--- SUPPLIED DATA Enclosed Below ---
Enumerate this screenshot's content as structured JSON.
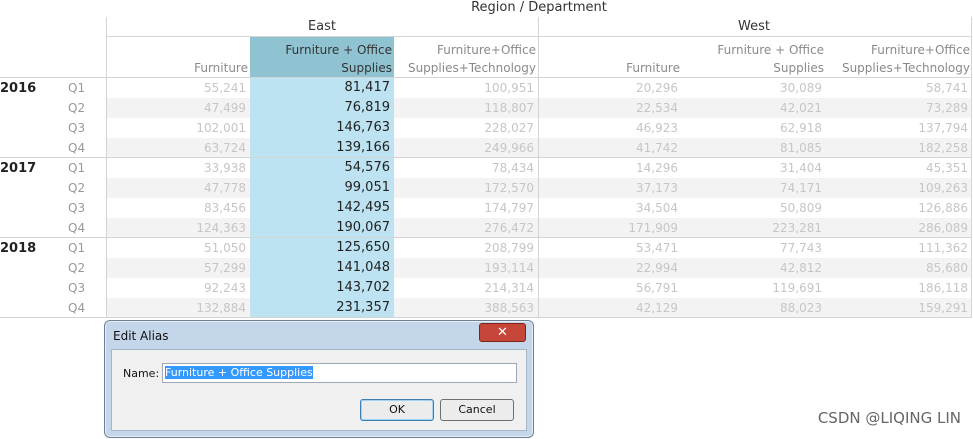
{
  "dimension_title": "Region / Department",
  "regions": [
    "East",
    "West"
  ],
  "columns": {
    "east": [
      "Furniture",
      "Furniture + Office Supplies",
      "Furniture+Office Supplies+Technology"
    ],
    "west": [
      "Furniture",
      "Furniture + Office Supplies",
      "Furniture+Office Supplies+Technology"
    ]
  },
  "column_header_lines": [
    [
      "",
      "Furniture"
    ],
    [
      "Furniture + Office",
      "Supplies"
    ],
    [
      "Furniture+Office",
      "Supplies+Technology"
    ],
    [
      "",
      "Furniture"
    ],
    [
      "Furniture + Office",
      "Supplies"
    ],
    [
      "Furniture+Office",
      "Supplies+Technology"
    ]
  ],
  "selected_column_index": 1,
  "years": [
    {
      "year": "2016",
      "rows": [
        {
          "q": "Q1",
          "v": [
            "55,241",
            "81,417",
            "100,951",
            "20,296",
            "30,089",
            "58,741"
          ]
        },
        {
          "q": "Q2",
          "v": [
            "47,499",
            "76,819",
            "118,807",
            "22,534",
            "42,021",
            "73,289"
          ]
        },
        {
          "q": "Q3",
          "v": [
            "102,001",
            "146,763",
            "228,027",
            "46,923",
            "62,918",
            "137,794"
          ]
        },
        {
          "q": "Q4",
          "v": [
            "63,724",
            "139,166",
            "249,966",
            "41,742",
            "81,085",
            "182,258"
          ]
        }
      ]
    },
    {
      "year": "2017",
      "rows": [
        {
          "q": "Q1",
          "v": [
            "33,938",
            "54,576",
            "78,434",
            "14,296",
            "31,404",
            "45,351"
          ]
        },
        {
          "q": "Q2",
          "v": [
            "47,778",
            "99,051",
            "172,570",
            "37,173",
            "74,171",
            "109,263"
          ]
        },
        {
          "q": "Q3",
          "v": [
            "83,456",
            "142,495",
            "174,797",
            "34,504",
            "50,809",
            "126,886"
          ]
        },
        {
          "q": "Q4",
          "v": [
            "124,363",
            "190,067",
            "276,472",
            "171,909",
            "223,281",
            "286,089"
          ]
        }
      ]
    },
    {
      "year": "2018",
      "rows": [
        {
          "q": "Q1",
          "v": [
            "51,050",
            "125,650",
            "208,799",
            "53,471",
            "77,743",
            "111,362"
          ]
        },
        {
          "q": "Q2",
          "v": [
            "57,299",
            "141,048",
            "193,114",
            "22,994",
            "42,812",
            "85,680"
          ]
        },
        {
          "q": "Q3",
          "v": [
            "92,243",
            "143,702",
            "214,314",
            "56,791",
            "119,691",
            "186,118"
          ]
        },
        {
          "q": "Q4",
          "v": [
            "132,884",
            "231,357",
            "388,563",
            "42,129",
            "88,023",
            "159,291"
          ]
        }
      ]
    }
  ],
  "colors": {
    "selected_header": "#8fc3d1",
    "selected_cells": "#bde3f2",
    "band": "#f3f3f3",
    "selection_text": "#3399ff"
  },
  "dialog": {
    "title": "Edit Alias",
    "close_glyph": "✕",
    "name_label": "Name:",
    "name_value": "Furniture + Office Supplies",
    "ok_label": "OK",
    "cancel_label": "Cancel"
  },
  "watermark": "CSDN @LIQING LIN"
}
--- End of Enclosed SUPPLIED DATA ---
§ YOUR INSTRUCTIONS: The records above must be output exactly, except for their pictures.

§ ANSWER AREA:
Enumerate this screenshot's content as structured JSON.
{
  "dimension_title": "Region / Department",
  "regions": [
    "East",
    "West"
  ],
  "columns": {
    "east": [
      "Furniture",
      "Furniture + Office Supplies",
      "Furniture+Office Supplies+Technology"
    ],
    "west": [
      "Furniture",
      "Furniture + Office Supplies",
      "Furniture+Office Supplies+Technology"
    ]
  },
  "column_header_lines": [
    [
      "",
      "Furniture"
    ],
    [
      "Furniture + Office",
      "Supplies"
    ],
    [
      "Furniture+Office",
      "Supplies+Technology"
    ],
    [
      "",
      "Furniture"
    ],
    [
      "Furniture + Office",
      "Supplies"
    ],
    [
      "Furniture+Office",
      "Supplies+Technology"
    ]
  ],
  "selected_column_index": 1,
  "years": [
    {
      "year": "2016",
      "rows": [
        {
          "q": "Q1",
          "v": [
            "55,241",
            "81,417",
            "100,951",
            "20,296",
            "30,089",
            "58,741"
          ]
        },
        {
          "q": "Q2",
          "v": [
            "47,499",
            "76,819",
            "118,807",
            "22,534",
            "42,021",
            "73,289"
          ]
        },
        {
          "q": "Q3",
          "v": [
            "102,001",
            "146,763",
            "228,027",
            "46,923",
            "62,918",
            "137,794"
          ]
        },
        {
          "q": "Q4",
          "v": [
            "63,724",
            "139,166",
            "249,966",
            "41,742",
            "81,085",
            "182,258"
          ]
        }
      ]
    },
    {
      "year": "2017",
      "rows": [
        {
          "q": "Q1",
          "v": [
            "33,938",
            "54,576",
            "78,434",
            "14,296",
            "31,404",
            "45,351"
          ]
        },
        {
          "q": "Q2",
          "v": [
            "47,778",
            "99,051",
            "172,570",
            "37,173",
            "74,171",
            "109,263"
          ]
        },
        {
          "q": "Q3",
          "v": [
            "83,456",
            "142,495",
            "174,797",
            "34,504",
            "50,809",
            "126,886"
          ]
        },
        {
          "q": "Q4",
          "v": [
            "124,363",
            "190,067",
            "276,472",
            "171,909",
            "223,281",
            "286,089"
          ]
        }
      ]
    },
    {
      "year": "2018",
      "rows": [
        {
          "q": "Q1",
          "v": [
            "51,050",
            "125,650",
            "208,799",
            "53,471",
            "77,743",
            "111,362"
          ]
        },
        {
          "q": "Q2",
          "v": [
            "57,299",
            "141,048",
            "193,114",
            "22,994",
            "42,812",
            "85,680"
          ]
        },
        {
          "q": "Q3",
          "v": [
            "92,243",
            "143,702",
            "214,314",
            "56,791",
            "119,691",
            "186,118"
          ]
        },
        {
          "q": "Q4",
          "v": [
            "132,884",
            "231,357",
            "388,563",
            "42,129",
            "88,023",
            "159,291"
          ]
        }
      ]
    }
  ],
  "colors": {
    "selected_header": "#8fc3d1",
    "selected_cells": "#bde3f2",
    "band": "#f3f3f3",
    "selection_text": "#3399ff"
  },
  "dialog": {
    "title": "Edit Alias",
    "close_glyph": "✕",
    "name_label": "Name:",
    "name_value": "Furniture + Office Supplies",
    "ok_label": "OK",
    "cancel_label": "Cancel"
  },
  "watermark": "CSDN @LIQING LIN"
}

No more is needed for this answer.